This champagne has very little dosage and is perfectly structured (the average age of the vines exceeds 40 years on the Le Cotet plot). It is a true gastronomic cuvée.
Les Vignes de Montgueux is the flagship cuvée of the domain. 15% is raised in barrels; the wine delivers aromas of citrus, a lot of finesse and freshness. The domain’s aperitif champagne.
What the guides say about Champagne Jacques Lassaigne:
- La Revue du vin de France
The small vineyard of Montgueux differentiates itself from the rest of the Côte des Bar, where Pinot Noir is planted on Kimmeridgian marls. On this limestone ridge located about ten kilometers west of Troyes, Chardonnay is the main variety of vines. Emmanuel strives to produce blanc de blancs champagnes that reflect the taste of the grapes and the soil, with vinifications partially in casks, disgorgement without freezing the wine and the omission of both sulphites and dosage. Less chiseled and taut than the Chardonnays of the Côte des Blancs, these champagnes have an exotic, flavourful and delicate profile.

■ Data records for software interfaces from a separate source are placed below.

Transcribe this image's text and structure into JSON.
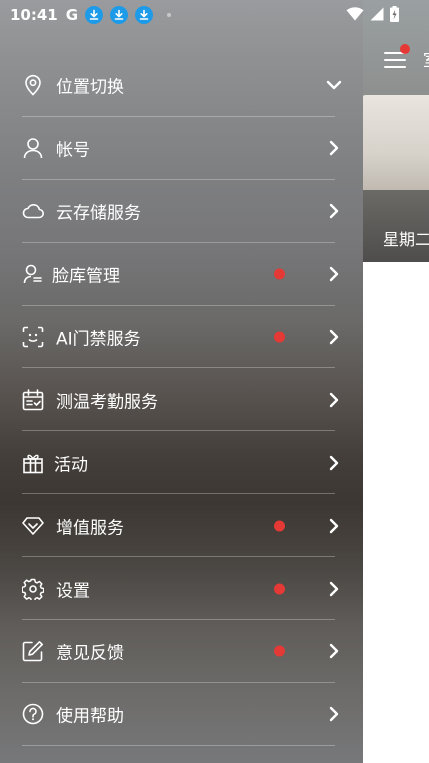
{
  "status_bar": {
    "time": "10:41",
    "g_label": "G",
    "icons": [
      "download-icon",
      "download-icon",
      "download-icon",
      "dot-icon",
      "wifi-icon",
      "signal-icon",
      "battery-charging-icon"
    ]
  },
  "background_app": {
    "title_partial": "室",
    "date_partial": "星期二"
  },
  "drawer": {
    "items": [
      {
        "label": "位置切换",
        "icon": "location-pin-icon",
        "badge": false,
        "arrow": "chevron-down-icon"
      },
      {
        "label": "帐号",
        "icon": "user-icon",
        "badge": false,
        "arrow": "chevron-right-icon"
      },
      {
        "label": "云存储服务",
        "icon": "cloud-icon",
        "badge": false,
        "arrow": "chevron-right-icon"
      },
      {
        "label": "脸库管理",
        "icon": "face-library-icon",
        "badge": true,
        "arrow": "chevron-right-icon"
      },
      {
        "label": "AI门禁服务",
        "icon": "face-scan-icon",
        "badge": true,
        "arrow": "chevron-right-icon"
      },
      {
        "label": "测温考勤服务",
        "icon": "calendar-check-icon",
        "badge": false,
        "arrow": "chevron-right-icon"
      },
      {
        "label": "活动",
        "icon": "gift-icon",
        "badge": false,
        "arrow": "chevron-right-icon"
      },
      {
        "label": "增值服务",
        "icon": "diamond-icon",
        "badge": true,
        "arrow": "chevron-right-icon"
      },
      {
        "label": "设置",
        "icon": "gear-icon",
        "badge": true,
        "arrow": "chevron-right-icon"
      },
      {
        "label": "意见反馈",
        "icon": "edit-icon",
        "badge": true,
        "arrow": "chevron-right-icon"
      },
      {
        "label": "使用帮助",
        "icon": "help-icon",
        "badge": false,
        "arrow": "chevron-right-icon"
      }
    ]
  },
  "colors": {
    "badge": "#e53935",
    "download_badge": "#1e9be8",
    "text": "#ffffff"
  }
}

The wines: as the domain has not sent us its wines this year, we have renewed the notes and comments of our previous edition. If you are looking for bright, lemony whites, this is not for you. From the vineyards of Montgueux (a blend of nine parcels), the house style is represented by delicate bubbles and a suave texture. It increases in spicy intensity with Le Cotet (a plot of vines over forty years old), and is both sophisticated and complex. La Colline Inspirée offer peaty notes after its cask-aging and is more generous in the mouth. The 2007 is singular, with a sweet bouquet of grapes evoking the Victoria pineapple of a sweet Jurançon, candied lemon and butter. A delicious vinous champagne to enjoy with food.